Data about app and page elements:
##############################
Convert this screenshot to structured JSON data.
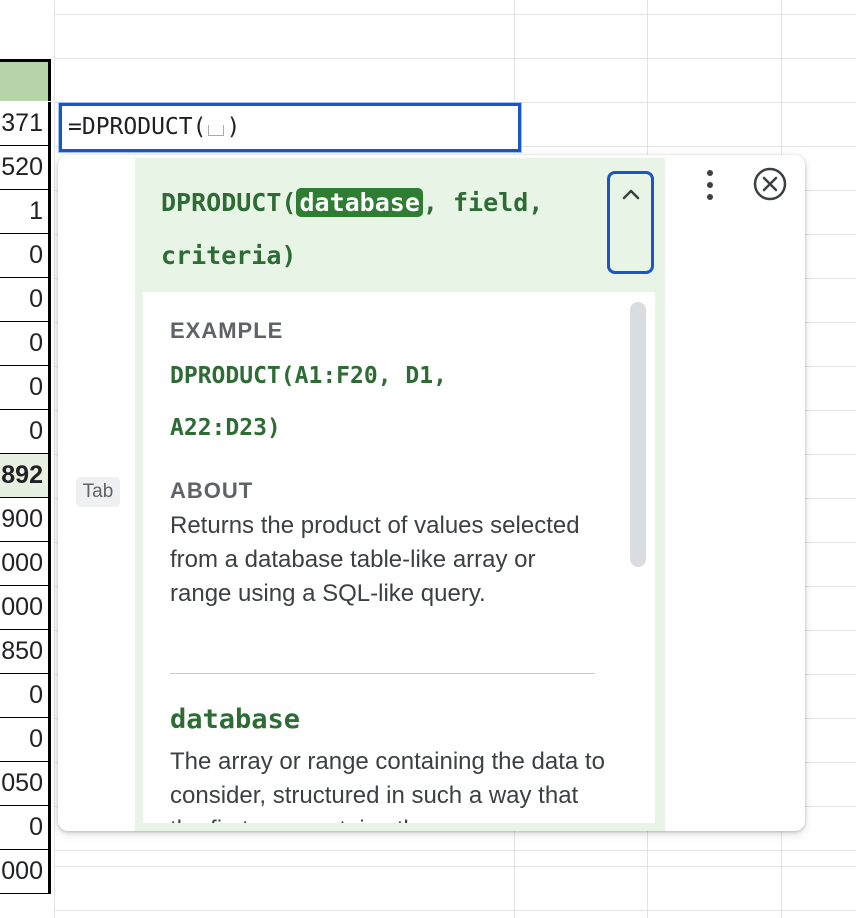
{
  "column_cells": [
    "371",
    "520",
    "1",
    "0",
    "0",
    "0",
    "0",
    "0",
    "892",
    "900",
    "000",
    "000",
    "850",
    "0",
    "0",
    "050",
    "0",
    "000"
  ],
  "editor": {
    "prefix": "=DPRODUCT(",
    "suffix": ")"
  },
  "help": {
    "signature": {
      "fn_open": "DPRODUCT(",
      "active_arg": "database",
      "rest_line1": ", field,",
      "rest_line2": "criteria)"
    },
    "example_label": "EXAMPLE",
    "example_line1": "DPRODUCT(A1:F20, D1,",
    "example_line2": "A22:D23)",
    "about_label": "ABOUT",
    "about_text": "Returns the product of values selected from a database table-like array or range using a SQL-like query.",
    "param_name": "database",
    "param_desc": "The array or range containing the data to consider, structured in such a way that the first row contains the",
    "tab_hint": "Tab"
  },
  "colors": {
    "accent_blue": "#1a56c4",
    "panel_green": "#e8f4e6",
    "code_green": "#2e6b35",
    "header_green": "#b7d3a8"
  },
  "icons": [
    "chevron-up-icon",
    "more-vert-icon",
    "close-circle-icon"
  ]
}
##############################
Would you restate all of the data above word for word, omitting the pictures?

▸ Solved exercise:
Convert this screenshot to structured JSON data.
{
  "column_cells": [
    "371",
    "520",
    "1",
    "0",
    "0",
    "0",
    "0",
    "0",
    "892",
    "900",
    "000",
    "000",
    "850",
    "0",
    "0",
    "050",
    "0",
    "000"
  ],
  "editor": {
    "prefix": "=DPRODUCT(",
    "suffix": ")"
  },
  "help": {
    "signature": {
      "fn_open": "DPRODUCT(",
      "active_arg": "database",
      "rest_line1": ", field,",
      "rest_line2": "criteria)"
    },
    "example_label": "EXAMPLE",
    "example_line1": "DPRODUCT(A1:F20, D1,",
    "example_line2": "A22:D23)",
    "about_label": "ABOUT",
    "about_text": "Returns the product of values selected from a database table-like array or range using a SQL-like query.",
    "param_name": "database",
    "param_desc": "The array or range containing the data to consider, structured in such a way that the first row contains the",
    "tab_hint": "Tab"
  },
  "colors": {
    "accent_blue": "#1a56c4",
    "panel_green": "#e8f4e6",
    "code_green": "#2e6b35",
    "header_green": "#b7d3a8"
  },
  "icons": [
    "chevron-up-icon",
    "more-vert-icon",
    "close-circle-icon"
  ]
}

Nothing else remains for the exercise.